STDs and Pregnancy

The problems associated with hepatitis, aids or herpes and pregnancy

Sexual health and reproductive health are closely related, and a mother's state of health is connected to her unborn child's. In turn, any sexually transmitted disease that goes untreated during pregnancy has the potential to affect the baby in the same way it affects the mother; in some cases, the baby can suffer much more. STDs can go unnoticed for quite a while if they don't present any symptoms, which is another reason to begin a good prenatal care routine with a doctor or midwife from the very beginning. They will be able to screen, diagnose and treat an STD to preserve your health and reduce or eliminate any negative effects on your baby.

Teen STDS and Pregnancy

In America, the number of teens contracting sexually transmitted diseases and becoming pregnant has risen sharply in recent years. For over a decade, the numbers were showing a decline in the cases of teen STDs like syphilis, herpes and Chlamydia as well as the cases of teen pregnancy, but in the past five years or so both trends have reversed. This suggests that unprotected sex is on the rise, which means that there are more young women becoming pregnant and infected with an STD, a phenomenon that can have disastrous effects on mother and baby.

Whatever your age, an STD during pregnancy can threaten the health, growth and life your baby. One key to preventing STDs is to understand the signs and symptoms so they can be treated early. Your doctor will screen for STDs during your first prenatal visit, but if you suspect you may have come into contact with an STD after your prenatal care has begun, it's extremely important to contact your doctor immediately in order to reduce the risk of preterm labor or fetal infection.

How to Handle STDs and Pregnancy

In some cases, treatment for STDs will allow you to have a normal vaginal delivery, but some illnesses pose a considerable risk to you and your baby if you were to give birth naturally. The most severe STDs will dramatically increase your chances of miscarrying or delivering a sickly baby.

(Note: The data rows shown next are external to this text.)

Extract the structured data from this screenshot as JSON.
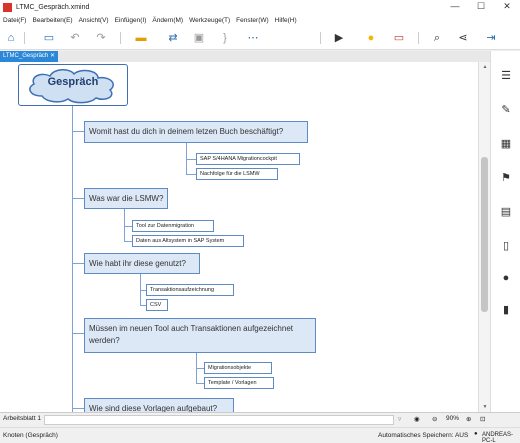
{
  "window": {
    "app_icon": "XMind",
    "title": "LTMC_Gespräch.xmind",
    "minimize": "—",
    "maximize": "☐",
    "close": "✕"
  },
  "menu": [
    "Datei(F)",
    "Bearbeiten(E)",
    "Ansicht(V)",
    "Einfügen(I)",
    "Ändern(M)",
    "Werkzeuge(T)",
    "Fenster(W)",
    "Hilfe(H)"
  ],
  "tab": {
    "label": "LTMC_Gespräch",
    "close": "✕"
  },
  "map": {
    "root": "Gespräch",
    "topics": [
      {
        "label": "Womit hast du dich in deinem letzen Buch  beschäftigt?",
        "subtopics": [
          "SAP S/4HANA Migrationcockpit",
          "Nachfolge für die LSMW"
        ]
      },
      {
        "label": "Was war die LSMW?",
        "subtopics": [
          "Tool zur Datenmigration",
          "Daten aus Altsystem in SAP System"
        ]
      },
      {
        "label": "Wie habt ihr diese genutzt?",
        "subtopics": [
          "Transaktionsaufzeichnung",
          "CSV"
        ]
      },
      {
        "label": "Müssen im neuen Tool auch Transaktionen aufgezeichnet werden?",
        "subtopics": [
          "Migrationsobjekte",
          "Template / Vorlagen"
        ]
      },
      {
        "label": "Wie sind diese Vorlagen aufgebaut?",
        "subtopics": []
      }
    ]
  },
  "sheetbar": {
    "sheet": "Arbeitsblatt 1",
    "zoom": "90%"
  },
  "status": {
    "left": "Knoten (Gespräch)",
    "autosave": "Automatisches Speichern: AUS",
    "user": "ANDREAS-PC-L"
  },
  "colors": {
    "accent": "#2b88d8",
    "topic_fill": "#dce8f6",
    "topic_border": "#5e8bc5"
  }
}
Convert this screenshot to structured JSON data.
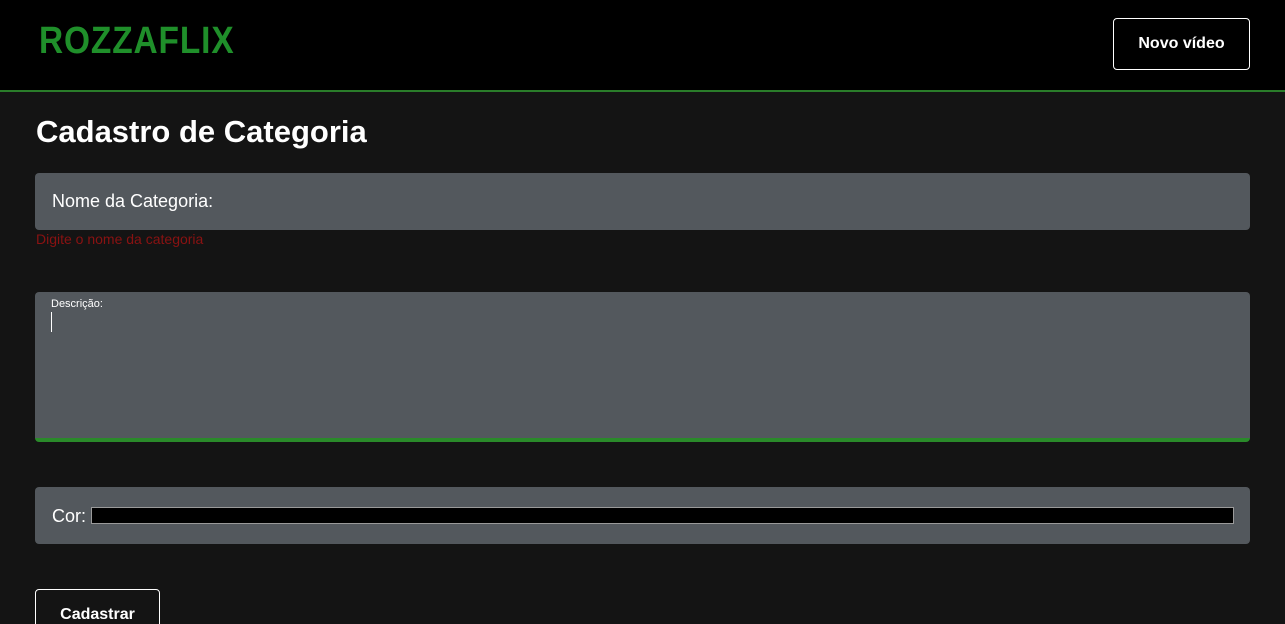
{
  "header": {
    "logo_text": "ROZZAFLIX",
    "new_video_label": "Novo vídeo"
  },
  "page": {
    "title": "Cadastro de Categoria"
  },
  "form": {
    "name_label": "Nome da Categoria:",
    "name_value": "",
    "name_hint": "Digite o nome da categoria",
    "description_label": "Descrição:",
    "description_value": "",
    "color_label": "Cor:",
    "color_value": "#000000",
    "submit_label": "Cadastrar"
  },
  "colors": {
    "brand_green": "#1f8f2a",
    "field_bg": "#53585d",
    "page_bg": "#141414",
    "error_text": "#8a1212"
  }
}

One of the most common infections is the herpes virus, and while genital herpes and pregnancy is not necessarily a recipe for disaster, doctors and midwives will choose to deliver via cesarean section if there is a visible skin lesion in order to reduce the risk of passing the infection onto the baby. Hepatitis B and pregnancy is a more serious combination, as this liver disease can be transferred to the unborn baby through the placenta. Although there is a greater chance of preterm delivery, your baby can be treated fairly easily with an injection of antibodies after delivery.

Although STDs during pregnancy is still a widespread problem, the good news is that diseases once considered untreatable are now fairly easily to control. For women who are pregnant with HIV, the outlook is better than ever before: although there's still no cure for the disease, there's a variety of medication that you can take to avoid passing on the virus to your baby. Powerful antibiotics can be given to treat some STDs, while other STD complications may be circumvented by a planned cesarean section. The type, severity and timing of treatment will depend on the particular STD and your doctor's opinion on how best to proceed, but regardless of the disease, your chances for a healthy pregnancy and a healthy baby are much higher if it's discovered early.